Exercise directions:
For each line below that includes the string "icon", show the whole line.

Web page and app entries:
■ ■ ■ ■ ■ ■ ■
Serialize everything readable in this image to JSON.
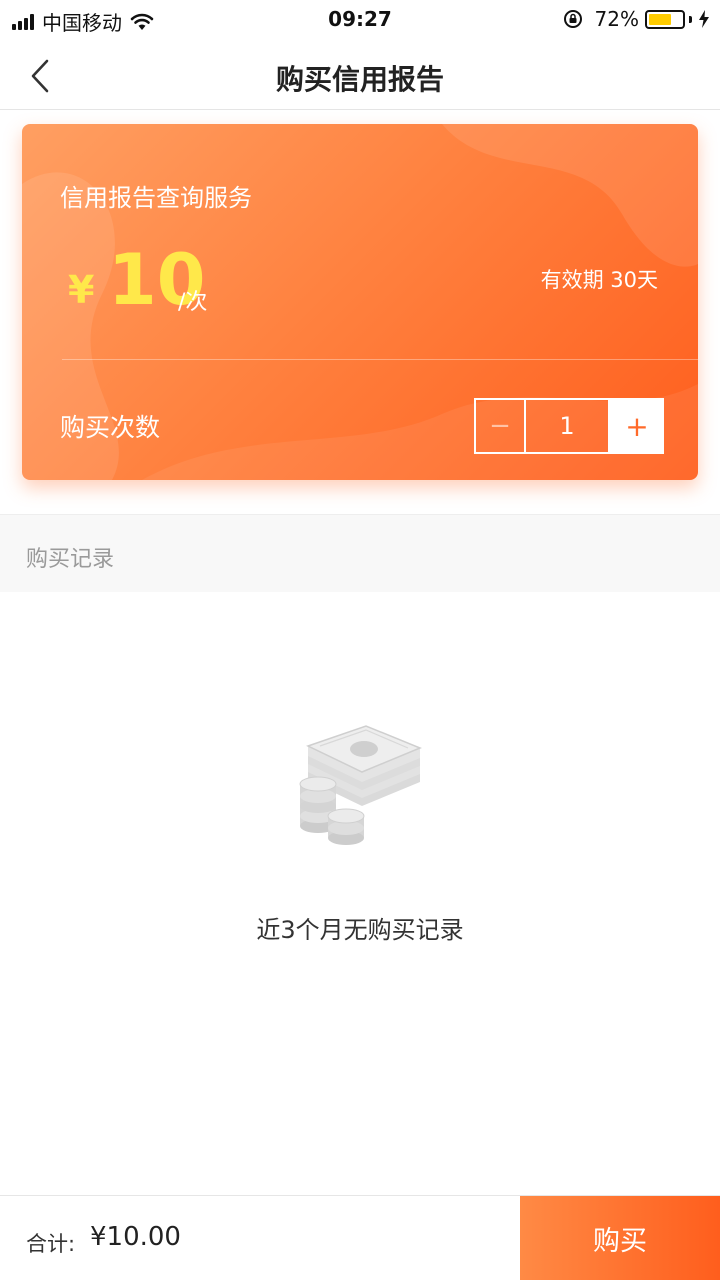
{
  "status_bar": {
    "carrier": "中国移动",
    "time": "09:27",
    "battery_percent": "72%",
    "battery_level": 0.72,
    "battery_color": "#ffcc00"
  },
  "nav": {
    "title": "购买信用报告",
    "back_icon": "chevron-left-icon"
  },
  "card": {
    "service_name": "信用报告查询服务",
    "price_symbol": "¥",
    "price": "10",
    "price_unit": "/次",
    "validity": "有效期 30天",
    "quantity_label": "购买次数",
    "quantity": "1",
    "minus_label": "−",
    "plus_label": "+",
    "accent_color": "#ff6a2a",
    "price_color": "#ffe84a"
  },
  "records": {
    "title": "购买记录",
    "empty_text": "近3个月无购买记录",
    "empty_icon": "money-stack-icon"
  },
  "footer": {
    "total_label": "合计:",
    "total_value": "¥10.00",
    "buy_label": "购买"
  }
}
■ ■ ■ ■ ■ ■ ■
Answer section:
    "back_icon": "chevron-left-icon"
    "empty_icon": "money-stack-icon"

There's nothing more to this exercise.